Recent Examples on the Web Our favorite Marvel heroes are, of course, averse to taking life under any circumstances. Christian Holub, EW.com, 7 May 2022 South Koreans are averse to inflicting direct damage on South Korea-U.S. relations. Washington Post, 14 Apr. 2022 Facing new conservative scrutiny, culture-war-averse Republicans have also been forced to recalibrate. Nate Hochman, National Review, 1 Apr. 2022 During an hourlong interview, Flynn, bundled up in a sweater against the early March chill, a US Navy ball cap sitting atop his head, stayed true to his reputation as understated and deeply controversy-averse. Globe Staff, BostonGlobe.com, 26 Mar. 2022 But promotion-averse Biden isn’t out taking victory laps by any stretch, meaning voters aren’t seeing it. Philip Elliott, Time, 18 Mar. 2022 The result was a strangely satisfying dessert that would have mystified my sweets-averse Vietnamese parents. Danny Chau, The New Yorker, 13 Mar. 2022 About half an hour of manual-reading (or video-watching, for my fellow manual-averse people) and a few practice shots will have you on your way to coffee shop-quality espresso. Lauren Joseph, Bon Appétit, 24 Feb. 2022 Some people are averse to their personal space being invaded. Abigail Van Buren, oregonlive, 20 Mar. 2022 See More

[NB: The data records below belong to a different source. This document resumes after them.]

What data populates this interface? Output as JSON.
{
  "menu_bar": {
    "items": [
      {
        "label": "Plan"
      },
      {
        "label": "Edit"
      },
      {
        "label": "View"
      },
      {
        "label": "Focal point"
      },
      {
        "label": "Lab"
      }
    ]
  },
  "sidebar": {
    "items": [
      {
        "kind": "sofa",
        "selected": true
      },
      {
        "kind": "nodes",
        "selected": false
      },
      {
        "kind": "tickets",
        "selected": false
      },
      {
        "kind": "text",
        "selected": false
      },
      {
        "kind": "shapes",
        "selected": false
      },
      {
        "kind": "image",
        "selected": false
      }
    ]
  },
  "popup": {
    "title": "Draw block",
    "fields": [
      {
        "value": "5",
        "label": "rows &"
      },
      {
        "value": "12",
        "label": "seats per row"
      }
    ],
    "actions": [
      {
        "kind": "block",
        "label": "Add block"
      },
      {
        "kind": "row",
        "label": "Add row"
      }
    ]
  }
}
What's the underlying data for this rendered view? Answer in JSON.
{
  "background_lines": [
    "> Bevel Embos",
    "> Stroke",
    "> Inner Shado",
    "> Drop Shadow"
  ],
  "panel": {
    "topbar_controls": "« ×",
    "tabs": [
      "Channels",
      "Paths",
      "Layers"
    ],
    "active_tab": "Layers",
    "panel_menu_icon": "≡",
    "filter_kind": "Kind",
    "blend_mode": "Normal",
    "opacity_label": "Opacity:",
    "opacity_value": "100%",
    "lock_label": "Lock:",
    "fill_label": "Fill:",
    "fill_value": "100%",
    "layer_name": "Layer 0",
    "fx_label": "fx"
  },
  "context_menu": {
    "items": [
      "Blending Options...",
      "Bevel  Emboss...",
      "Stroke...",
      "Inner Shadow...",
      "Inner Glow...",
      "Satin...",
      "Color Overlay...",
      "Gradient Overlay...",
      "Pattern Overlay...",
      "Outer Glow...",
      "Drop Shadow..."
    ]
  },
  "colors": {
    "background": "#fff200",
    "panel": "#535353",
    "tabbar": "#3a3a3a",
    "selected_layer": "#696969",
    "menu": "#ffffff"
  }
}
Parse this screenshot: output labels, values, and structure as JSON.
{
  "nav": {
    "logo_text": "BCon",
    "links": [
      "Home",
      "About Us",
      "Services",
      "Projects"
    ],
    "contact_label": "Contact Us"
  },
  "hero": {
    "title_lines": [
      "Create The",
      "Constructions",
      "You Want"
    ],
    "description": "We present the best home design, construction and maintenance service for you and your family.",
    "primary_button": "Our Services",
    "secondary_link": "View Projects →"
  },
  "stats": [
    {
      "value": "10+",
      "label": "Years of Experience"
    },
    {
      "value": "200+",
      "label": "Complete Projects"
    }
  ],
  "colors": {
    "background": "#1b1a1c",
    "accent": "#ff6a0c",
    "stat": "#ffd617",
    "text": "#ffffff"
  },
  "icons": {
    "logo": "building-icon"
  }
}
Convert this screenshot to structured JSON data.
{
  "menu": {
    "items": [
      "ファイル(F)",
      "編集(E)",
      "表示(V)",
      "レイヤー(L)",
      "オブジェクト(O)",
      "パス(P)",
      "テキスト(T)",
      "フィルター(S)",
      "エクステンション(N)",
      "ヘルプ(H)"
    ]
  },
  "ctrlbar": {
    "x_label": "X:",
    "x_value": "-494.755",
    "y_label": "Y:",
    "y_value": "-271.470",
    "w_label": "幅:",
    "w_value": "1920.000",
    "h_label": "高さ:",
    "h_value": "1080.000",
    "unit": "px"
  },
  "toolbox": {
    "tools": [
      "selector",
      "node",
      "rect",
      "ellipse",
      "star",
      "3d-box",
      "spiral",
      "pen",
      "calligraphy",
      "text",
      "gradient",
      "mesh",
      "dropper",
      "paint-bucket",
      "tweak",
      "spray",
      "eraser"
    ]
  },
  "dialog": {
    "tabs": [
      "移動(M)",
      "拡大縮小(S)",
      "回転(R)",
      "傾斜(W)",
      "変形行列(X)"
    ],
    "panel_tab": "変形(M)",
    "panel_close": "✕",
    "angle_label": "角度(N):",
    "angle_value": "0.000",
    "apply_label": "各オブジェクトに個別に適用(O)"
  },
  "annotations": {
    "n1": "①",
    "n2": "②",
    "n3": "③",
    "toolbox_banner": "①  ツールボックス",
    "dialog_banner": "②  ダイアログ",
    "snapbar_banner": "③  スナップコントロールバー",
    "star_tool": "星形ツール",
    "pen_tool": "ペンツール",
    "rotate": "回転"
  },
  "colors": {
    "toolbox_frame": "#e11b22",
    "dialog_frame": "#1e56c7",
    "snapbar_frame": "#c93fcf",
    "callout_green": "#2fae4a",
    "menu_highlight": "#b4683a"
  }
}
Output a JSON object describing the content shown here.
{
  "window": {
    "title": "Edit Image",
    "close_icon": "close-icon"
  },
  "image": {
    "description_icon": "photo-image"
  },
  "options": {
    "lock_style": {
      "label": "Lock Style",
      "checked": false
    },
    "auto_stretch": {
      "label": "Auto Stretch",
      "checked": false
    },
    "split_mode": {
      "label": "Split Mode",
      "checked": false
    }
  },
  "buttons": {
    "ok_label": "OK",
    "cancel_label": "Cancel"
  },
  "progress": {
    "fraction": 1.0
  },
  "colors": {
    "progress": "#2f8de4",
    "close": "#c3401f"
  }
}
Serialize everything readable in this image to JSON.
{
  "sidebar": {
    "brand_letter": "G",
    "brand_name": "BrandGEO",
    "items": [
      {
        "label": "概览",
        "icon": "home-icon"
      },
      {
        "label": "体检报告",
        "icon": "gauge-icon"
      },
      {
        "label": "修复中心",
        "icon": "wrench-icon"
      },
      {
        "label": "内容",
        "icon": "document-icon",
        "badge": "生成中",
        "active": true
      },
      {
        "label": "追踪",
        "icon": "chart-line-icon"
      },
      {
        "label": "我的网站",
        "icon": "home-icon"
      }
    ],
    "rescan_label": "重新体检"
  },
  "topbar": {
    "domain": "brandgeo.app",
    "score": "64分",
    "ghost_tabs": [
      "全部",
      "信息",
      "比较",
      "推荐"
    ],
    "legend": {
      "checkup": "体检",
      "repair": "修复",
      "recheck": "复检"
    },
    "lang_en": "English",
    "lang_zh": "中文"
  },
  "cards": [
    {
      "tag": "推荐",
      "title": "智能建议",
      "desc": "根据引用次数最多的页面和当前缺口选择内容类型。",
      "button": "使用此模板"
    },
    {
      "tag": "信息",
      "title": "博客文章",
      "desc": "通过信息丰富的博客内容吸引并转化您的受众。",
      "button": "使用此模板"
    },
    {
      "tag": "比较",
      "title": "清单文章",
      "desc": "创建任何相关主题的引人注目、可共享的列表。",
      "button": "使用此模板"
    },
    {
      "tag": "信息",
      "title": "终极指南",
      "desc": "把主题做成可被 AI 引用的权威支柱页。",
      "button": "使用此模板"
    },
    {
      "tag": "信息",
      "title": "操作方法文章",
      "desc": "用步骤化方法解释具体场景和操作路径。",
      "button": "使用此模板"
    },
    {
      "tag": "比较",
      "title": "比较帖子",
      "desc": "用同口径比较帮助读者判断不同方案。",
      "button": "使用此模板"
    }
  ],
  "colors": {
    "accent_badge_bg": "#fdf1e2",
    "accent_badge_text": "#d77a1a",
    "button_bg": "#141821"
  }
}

These example sentences are selected automatically from various online news sources to reflect current usage of the word 'averse.' Views expressed in the examples do not represent the opinion of Merriam-Webster or its editors. Send us feedback.

First Known Use of averse

1597, in the meaning defined above

History and Etymology for averse

Latin aversus, past participle of avertere — see avert

Learn More About averse

Dictionary Entries Near averse

aversation

averse

averse to

See More Nearby Entries 

Statistics for averse

Last Updated

13 May 2022

Cite this Entry

“Averse.” Merriam-Webster.com Dictionary, Merriam-Webster, https://www.merriam-webster.com/dictionary/averse. Accessed 24 May. 2022.

Style: MLA
MLACheck Mark Icon ChicagoCheck Mark Icon APACheck Mark Icon Merriam-WebsterCheck Mark Icon

More Definitions for averse

averse

adjective
\ ə-ˈvərs How to pronounce averse (audio) \

Kids Definition of averse

: having a feeling of dislike He is averse to exercise.

More from Merriam-Webster on averse

Nglish: Translation of averse for Spanish Speakers

Britannica English: Translation of averse for Arabic Speakers

WORD OF THE DAY

Test Your Vocabulary

Name That Color

  • a light greenish blue color
  • Name that color:
True or False

Test your knowledge - and maybe learn something along the way.

TAKE THE QUIZ
Universal Daily Crossword

A daily challenge for crossword fanatics.

TAKE THE QUIZ
Love words? Need even more definitions?

Subscribe to America's largest dictionary and get thousands more definitions and advanced search—ad free!